Records for the exercise START

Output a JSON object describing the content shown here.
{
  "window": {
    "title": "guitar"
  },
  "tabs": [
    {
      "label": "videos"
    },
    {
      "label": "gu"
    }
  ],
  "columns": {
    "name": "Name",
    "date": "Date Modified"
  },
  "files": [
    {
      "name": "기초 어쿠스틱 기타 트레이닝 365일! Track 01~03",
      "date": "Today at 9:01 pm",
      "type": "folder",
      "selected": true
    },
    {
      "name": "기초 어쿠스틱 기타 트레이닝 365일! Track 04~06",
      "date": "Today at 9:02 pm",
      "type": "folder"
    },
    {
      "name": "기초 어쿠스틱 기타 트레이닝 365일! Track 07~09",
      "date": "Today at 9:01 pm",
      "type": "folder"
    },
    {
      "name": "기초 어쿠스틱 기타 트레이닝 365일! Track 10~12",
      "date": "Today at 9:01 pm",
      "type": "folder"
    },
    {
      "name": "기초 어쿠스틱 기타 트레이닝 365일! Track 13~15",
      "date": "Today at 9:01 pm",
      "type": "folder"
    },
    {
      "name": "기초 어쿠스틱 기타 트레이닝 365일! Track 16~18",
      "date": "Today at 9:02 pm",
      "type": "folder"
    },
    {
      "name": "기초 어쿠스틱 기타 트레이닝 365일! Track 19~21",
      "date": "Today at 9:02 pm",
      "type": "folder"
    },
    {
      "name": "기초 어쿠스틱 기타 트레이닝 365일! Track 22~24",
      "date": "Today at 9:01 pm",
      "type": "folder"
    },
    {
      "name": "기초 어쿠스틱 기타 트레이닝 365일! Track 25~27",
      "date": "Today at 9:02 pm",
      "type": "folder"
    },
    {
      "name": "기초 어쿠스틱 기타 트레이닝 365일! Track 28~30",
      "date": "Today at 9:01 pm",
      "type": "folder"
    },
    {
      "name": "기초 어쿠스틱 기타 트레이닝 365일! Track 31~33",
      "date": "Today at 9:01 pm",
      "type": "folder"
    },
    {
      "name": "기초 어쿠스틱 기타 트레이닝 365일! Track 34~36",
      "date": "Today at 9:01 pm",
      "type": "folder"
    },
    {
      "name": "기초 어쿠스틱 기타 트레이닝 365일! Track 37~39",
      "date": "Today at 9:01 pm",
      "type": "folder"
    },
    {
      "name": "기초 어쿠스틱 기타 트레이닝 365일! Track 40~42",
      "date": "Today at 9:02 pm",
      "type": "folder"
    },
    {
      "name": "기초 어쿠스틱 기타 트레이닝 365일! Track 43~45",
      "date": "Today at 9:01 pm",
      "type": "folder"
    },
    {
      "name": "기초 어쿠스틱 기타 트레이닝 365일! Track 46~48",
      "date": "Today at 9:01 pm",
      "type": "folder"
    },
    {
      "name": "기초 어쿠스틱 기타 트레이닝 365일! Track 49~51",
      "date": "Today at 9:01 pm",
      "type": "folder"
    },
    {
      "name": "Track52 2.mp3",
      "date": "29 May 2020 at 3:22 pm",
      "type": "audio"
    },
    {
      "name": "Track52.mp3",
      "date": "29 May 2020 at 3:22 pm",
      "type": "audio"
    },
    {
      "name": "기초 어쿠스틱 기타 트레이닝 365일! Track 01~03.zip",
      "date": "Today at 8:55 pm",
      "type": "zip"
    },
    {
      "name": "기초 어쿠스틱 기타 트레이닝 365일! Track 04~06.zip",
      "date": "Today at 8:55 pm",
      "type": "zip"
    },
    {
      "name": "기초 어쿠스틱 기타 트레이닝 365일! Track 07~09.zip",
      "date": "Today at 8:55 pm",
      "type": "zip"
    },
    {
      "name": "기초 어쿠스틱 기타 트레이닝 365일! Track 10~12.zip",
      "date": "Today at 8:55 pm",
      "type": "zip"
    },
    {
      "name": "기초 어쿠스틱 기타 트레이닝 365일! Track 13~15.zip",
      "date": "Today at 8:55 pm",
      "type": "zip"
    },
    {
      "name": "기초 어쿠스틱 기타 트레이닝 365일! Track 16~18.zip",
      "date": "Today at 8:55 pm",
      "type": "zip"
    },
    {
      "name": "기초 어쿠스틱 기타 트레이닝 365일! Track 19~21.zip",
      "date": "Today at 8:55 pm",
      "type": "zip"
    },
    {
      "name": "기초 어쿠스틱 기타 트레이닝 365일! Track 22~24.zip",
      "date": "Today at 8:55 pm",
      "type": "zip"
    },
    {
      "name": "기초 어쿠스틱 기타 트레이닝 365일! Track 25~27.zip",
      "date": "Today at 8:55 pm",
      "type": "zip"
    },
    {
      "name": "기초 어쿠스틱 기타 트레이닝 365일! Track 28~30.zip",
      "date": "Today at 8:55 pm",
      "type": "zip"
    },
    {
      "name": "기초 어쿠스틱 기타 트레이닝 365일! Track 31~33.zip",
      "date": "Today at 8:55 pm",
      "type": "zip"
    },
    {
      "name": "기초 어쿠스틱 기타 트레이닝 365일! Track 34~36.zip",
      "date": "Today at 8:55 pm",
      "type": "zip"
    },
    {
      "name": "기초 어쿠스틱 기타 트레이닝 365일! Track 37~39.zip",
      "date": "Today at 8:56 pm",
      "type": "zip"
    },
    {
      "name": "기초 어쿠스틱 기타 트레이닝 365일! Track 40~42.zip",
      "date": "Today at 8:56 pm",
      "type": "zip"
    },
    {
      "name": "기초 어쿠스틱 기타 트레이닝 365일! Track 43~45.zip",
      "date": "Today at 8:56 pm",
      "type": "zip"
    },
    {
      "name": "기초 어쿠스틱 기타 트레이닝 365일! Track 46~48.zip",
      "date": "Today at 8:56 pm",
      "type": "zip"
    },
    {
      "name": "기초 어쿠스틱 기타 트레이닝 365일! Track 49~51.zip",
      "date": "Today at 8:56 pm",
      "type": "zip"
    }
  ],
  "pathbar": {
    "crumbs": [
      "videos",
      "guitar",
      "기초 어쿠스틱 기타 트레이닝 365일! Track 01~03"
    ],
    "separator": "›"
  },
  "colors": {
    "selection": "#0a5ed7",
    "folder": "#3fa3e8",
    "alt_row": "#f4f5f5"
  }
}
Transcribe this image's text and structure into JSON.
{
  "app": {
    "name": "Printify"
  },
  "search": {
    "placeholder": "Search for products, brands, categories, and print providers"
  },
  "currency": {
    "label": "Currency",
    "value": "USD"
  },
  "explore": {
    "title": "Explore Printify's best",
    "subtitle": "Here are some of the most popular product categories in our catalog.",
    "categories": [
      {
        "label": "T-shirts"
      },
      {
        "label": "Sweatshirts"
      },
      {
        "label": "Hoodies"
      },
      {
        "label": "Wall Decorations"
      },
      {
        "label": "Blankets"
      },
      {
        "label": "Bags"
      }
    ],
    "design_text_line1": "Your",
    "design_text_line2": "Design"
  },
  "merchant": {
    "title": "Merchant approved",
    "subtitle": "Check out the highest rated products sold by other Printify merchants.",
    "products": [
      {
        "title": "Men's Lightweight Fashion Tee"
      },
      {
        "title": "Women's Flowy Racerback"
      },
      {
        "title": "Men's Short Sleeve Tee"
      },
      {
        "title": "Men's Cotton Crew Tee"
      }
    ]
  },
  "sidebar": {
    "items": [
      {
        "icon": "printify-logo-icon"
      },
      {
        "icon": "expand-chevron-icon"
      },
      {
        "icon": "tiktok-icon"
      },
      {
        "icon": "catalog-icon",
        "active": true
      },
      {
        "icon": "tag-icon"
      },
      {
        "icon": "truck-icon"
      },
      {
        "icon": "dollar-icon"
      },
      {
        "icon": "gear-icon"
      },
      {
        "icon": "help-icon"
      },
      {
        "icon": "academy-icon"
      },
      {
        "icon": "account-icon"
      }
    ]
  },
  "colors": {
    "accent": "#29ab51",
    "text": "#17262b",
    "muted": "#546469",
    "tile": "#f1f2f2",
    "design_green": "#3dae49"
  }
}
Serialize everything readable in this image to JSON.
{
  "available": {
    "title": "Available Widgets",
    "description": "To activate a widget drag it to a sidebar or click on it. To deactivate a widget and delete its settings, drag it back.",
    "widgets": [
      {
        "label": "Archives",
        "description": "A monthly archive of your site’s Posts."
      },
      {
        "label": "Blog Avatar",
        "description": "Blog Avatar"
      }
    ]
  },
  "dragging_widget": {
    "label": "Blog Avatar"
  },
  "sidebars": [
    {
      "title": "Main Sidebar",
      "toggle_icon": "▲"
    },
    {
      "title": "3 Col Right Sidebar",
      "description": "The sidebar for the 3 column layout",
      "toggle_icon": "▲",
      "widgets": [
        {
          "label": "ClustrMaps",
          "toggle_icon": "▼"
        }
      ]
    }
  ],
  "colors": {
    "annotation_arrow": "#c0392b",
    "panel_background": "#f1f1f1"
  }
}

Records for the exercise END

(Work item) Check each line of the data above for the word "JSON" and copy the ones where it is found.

(Response for this exercise)
Output a JSON object describing the content shown here.
Transcribe this image's text and structure into JSON.
Serialize everything readable in this image to JSON.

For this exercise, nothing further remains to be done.